In his homily, the cardinal recalled that Paul VI died on the Feast of the Transfiguration, the same day that he published his first encyclical, Ecclesiam Suam, in 1964. He said the Pope chose the name Paul because, as he himself said during the inauguration of his pontificate in 1963, it was St. Paul “who supremely loved Christ, who desired greatly and strived to bring the Gospel of Christ to all peoples, who for love of Christ, offered his life.”
Cardinal Re also pointed out the “prophetic magisterium” of Paul VI, who “lived and proclaimed the faith with tireless dedication and courage in the defense of integrity and purity. He took advantage of every opportunity to make known the Word of God and the thinking of the Church,” the cardinal said.
He went on to note that when Paul VI was elected to the Chair of Peter, it was during “difficult years for the magisterium and for the governing of the Church: the years of protest. And Paul VI had to firmly steer the boat’s rudder and with courageous strength he strived to defend the deposit of the faith.”
Humanae Vitae and the dialogue with the world
After pointing out that the most criticized and rejected document of Paul VI’s magisterium, and at the same time the one that showed his greatness the most, was Humanae Vitae, Cardinal Re noted that Pope’s decision to issue the encyclical was “difficult and painful. He knew it would be opposed, but he did not run from his responsibilities. He had the issue studied and he studied it deeply and afterwards he had the courage to make a decision, understanding well that he was going against the dominant culture and against what public opinion was expecting.”

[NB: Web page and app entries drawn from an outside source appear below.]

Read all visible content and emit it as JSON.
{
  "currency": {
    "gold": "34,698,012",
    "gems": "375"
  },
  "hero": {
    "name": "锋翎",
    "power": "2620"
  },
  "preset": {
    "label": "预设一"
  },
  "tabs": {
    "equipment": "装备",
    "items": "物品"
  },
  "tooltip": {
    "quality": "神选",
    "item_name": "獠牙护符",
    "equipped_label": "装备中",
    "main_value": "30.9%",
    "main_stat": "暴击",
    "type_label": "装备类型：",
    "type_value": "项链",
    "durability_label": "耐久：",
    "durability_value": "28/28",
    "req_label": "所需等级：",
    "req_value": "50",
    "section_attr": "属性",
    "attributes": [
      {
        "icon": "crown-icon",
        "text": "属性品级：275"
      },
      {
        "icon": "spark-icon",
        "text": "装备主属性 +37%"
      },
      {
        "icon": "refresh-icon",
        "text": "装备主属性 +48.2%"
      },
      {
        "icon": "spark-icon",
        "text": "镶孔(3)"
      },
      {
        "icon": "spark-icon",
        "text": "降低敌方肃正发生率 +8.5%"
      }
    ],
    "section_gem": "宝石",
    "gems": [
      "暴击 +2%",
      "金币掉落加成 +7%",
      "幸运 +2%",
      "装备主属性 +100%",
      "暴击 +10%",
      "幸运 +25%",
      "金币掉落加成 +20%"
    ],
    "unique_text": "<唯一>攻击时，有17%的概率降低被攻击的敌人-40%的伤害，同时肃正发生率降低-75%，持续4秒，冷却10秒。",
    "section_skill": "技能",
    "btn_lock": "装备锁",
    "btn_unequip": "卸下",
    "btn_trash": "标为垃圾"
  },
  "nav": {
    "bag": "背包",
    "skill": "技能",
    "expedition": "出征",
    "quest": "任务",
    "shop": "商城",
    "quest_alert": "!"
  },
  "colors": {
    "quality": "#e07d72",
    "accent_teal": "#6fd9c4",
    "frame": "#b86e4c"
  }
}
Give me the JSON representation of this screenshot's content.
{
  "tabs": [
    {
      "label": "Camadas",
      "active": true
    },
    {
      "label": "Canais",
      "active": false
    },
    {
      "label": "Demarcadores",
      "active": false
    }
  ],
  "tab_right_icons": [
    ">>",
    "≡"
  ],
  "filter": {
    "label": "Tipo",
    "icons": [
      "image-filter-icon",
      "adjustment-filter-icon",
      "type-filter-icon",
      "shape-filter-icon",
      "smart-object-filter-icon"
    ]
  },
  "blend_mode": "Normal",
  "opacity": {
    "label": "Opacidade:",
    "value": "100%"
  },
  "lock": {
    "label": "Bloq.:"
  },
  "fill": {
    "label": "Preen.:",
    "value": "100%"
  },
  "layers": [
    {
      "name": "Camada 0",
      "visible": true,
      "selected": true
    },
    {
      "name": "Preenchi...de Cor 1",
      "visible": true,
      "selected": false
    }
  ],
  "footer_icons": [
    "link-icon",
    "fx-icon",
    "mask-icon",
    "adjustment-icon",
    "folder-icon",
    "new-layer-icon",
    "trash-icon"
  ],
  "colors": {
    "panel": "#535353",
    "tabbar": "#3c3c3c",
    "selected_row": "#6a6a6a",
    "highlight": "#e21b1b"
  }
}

“The issue was one of divine law, written by the creating hand of God in the very nature of the human person, and the Pope could not change it, only interpret it,” Cardinal Re said.
“In a world wanting of love and full of problems and violence, Paul VI worked to bring about a civilization inspired in love, in which solidarity and love reach to where social justice cannot,” the cardinal added. “The civilization of love which should be raised up in hearts and consciences was for Pope Montini more than an idea or a project, it was the guiding force of his entire life.”
“May the Virgin Mary, who Paul VI tenderly loved and proclaimed ‘Mother of the Church,’ intercede so that the light of the teachings and witness of Paul VI continue to illuminate the journey of the Church and of society,” Cardinal Re said.